Attracting the right talent is about more than just showing the money
Why must we re-imagine employee compensation, from contractors to board members
It appears that companies operate in two economic realities.
In the battle for talent, organisations sometimes feel they have little choice but to make the highest bid to attract the best candidates.
It’s not only in professional sports that superstars regularly command an outsized salary; think Michael Jordan’s one-season contract for US$33.1 million in 1997-1998 or Lionel Messi’s and Cristiano Renaldo’s upwards-of-US$70 million a-piece in earnings last year.
Computer scientists in Silicon Valley can also engender some serious envy. Such is the demand for data wizards that Google had to build a London headquarters to be close to DeepMind, a machine learning startup it purchased back in 2014. The newly acquired employees refused to move elsewhere. Peter Lee, head of Microsoft Research, has said some tech experts can easily reach the same types of seven-figure salaries as some first-year National Football League quarterbacks.
And yet, people seem capable of achieving great things even when being paid far less.
NASA—the National Aeronautics and Space Administration—struggled for years to develop an algorithm to predict solar flares, powerful bursts of radiation that throw space missions and their crews into turmoil and disturb GPS, satellite, and other radio systems.
In 2009, when NASA partnered InnoCentive, a crowdsourcing company focused on scientific problems, over 2,800 minds from more than 80 countries worked for months on end for free to solve the solar flare dilemma in a challenge open to experts from the general public. The solution eventually came from a semi-retired radio frequency engineer living in the U.S. state of New Hampshire. He developed a model that predicted the flares up to eight hours in advance with an 85% accuracy rate, well beyond NASA’s wildest dreams. He was subsequently rewarded for his groundbreaking insight with a modest US$30,000.
Imagine that in the world of management consulting.
Or think about China’s largest mobile phone producer, Xiaomi. For CEO Lei Jun, the company’s success lies in its ability to tap into its ‘hardcore fans’ — advanced users — to generate word-of-mouth marketing.
Every week, the firm released a new version of its operating system that it co-developed with super users, responding to their feedback via the internet and online forums. It was a feature that resonated especially with young Chinese. The outsourcing of design and features to an online fan base lowered the cost of software development and kept its customers excited.
“When Apple develops its iOS 7, you have no idea what they will do with it before the release. It’s not like that for us. …Xiaomi is not selling a product, but an opportunity to participate,” Lei said in an interview. “Every user becomes your research and development, every user becomes your sales, every user becomes your friend, that’s the company we want to make.”
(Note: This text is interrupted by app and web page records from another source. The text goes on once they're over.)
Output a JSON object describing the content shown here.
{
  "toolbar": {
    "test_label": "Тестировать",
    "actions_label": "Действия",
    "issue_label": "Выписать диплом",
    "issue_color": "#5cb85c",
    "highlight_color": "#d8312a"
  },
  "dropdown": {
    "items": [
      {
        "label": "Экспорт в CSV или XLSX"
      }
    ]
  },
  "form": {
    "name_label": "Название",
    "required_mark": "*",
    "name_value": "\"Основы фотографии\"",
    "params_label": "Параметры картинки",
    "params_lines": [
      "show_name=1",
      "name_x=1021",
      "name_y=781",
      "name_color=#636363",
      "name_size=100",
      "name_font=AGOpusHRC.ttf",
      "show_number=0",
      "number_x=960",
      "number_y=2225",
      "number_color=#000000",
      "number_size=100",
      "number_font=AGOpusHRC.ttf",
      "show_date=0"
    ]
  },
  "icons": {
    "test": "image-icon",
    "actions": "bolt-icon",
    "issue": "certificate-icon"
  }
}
What the HR managers at Microsoft think of Xiaomi’s approach is anyone’s guess.
This all boils down to the fact that people are not economic calculators trying to maximise monetary rewards at every turn. We get confused by the price distortion in labour markets and then conclude that we must to pay people through the roof.
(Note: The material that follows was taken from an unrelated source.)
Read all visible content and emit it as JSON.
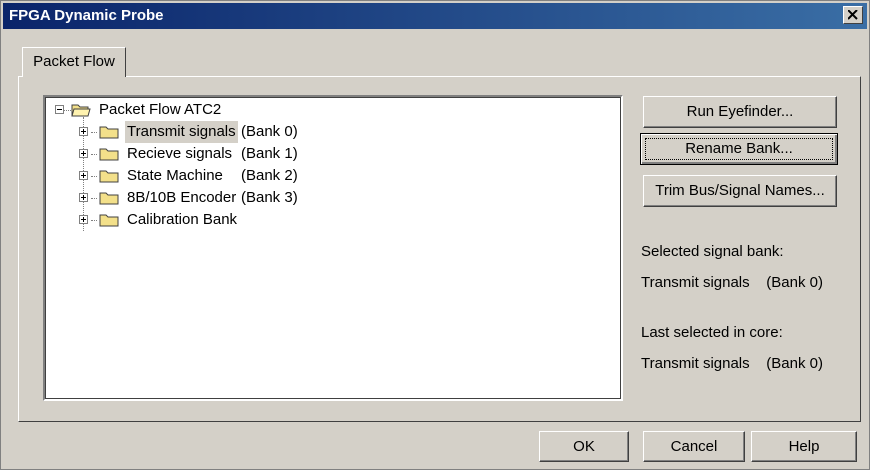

Research by numerous economists repeatedly suggests that monetary incentives can backfire. Offering incentives for giving blood, for example, can turn off people who want to give just for the sake of giving.
A study sponsored by the Federal Reserve Bank — a bastion of the free market economy — also shows that performance-related pay incentives work for purely mechanical tasks, but as soon as cognitive skills are required, even at a rudimentary level, incentives lead to a poorer performance. That inconvenient finding of course would cast any CEO’s work in an interesting light.
Taking this into account, more than ever, business executives must re-examine the kind of motivational tools used in the workplace.
1)Do employees see a sense of purpose in their work?
2)Do they feel a sense of social recognition and pride beyond monetary reward?
3)Does the workplace forge a sense of community and belonging?
Failing to take these non-monetary elements into consideration can mean that many employers aren’t attracting the right people, or worse, paying way more than they need to keep the wrong crew aboard.
So it isn’t just about the money; Meaning can go a long way in building the right team.
Howard Yu is a professor of strategic management and innovation at IMD business school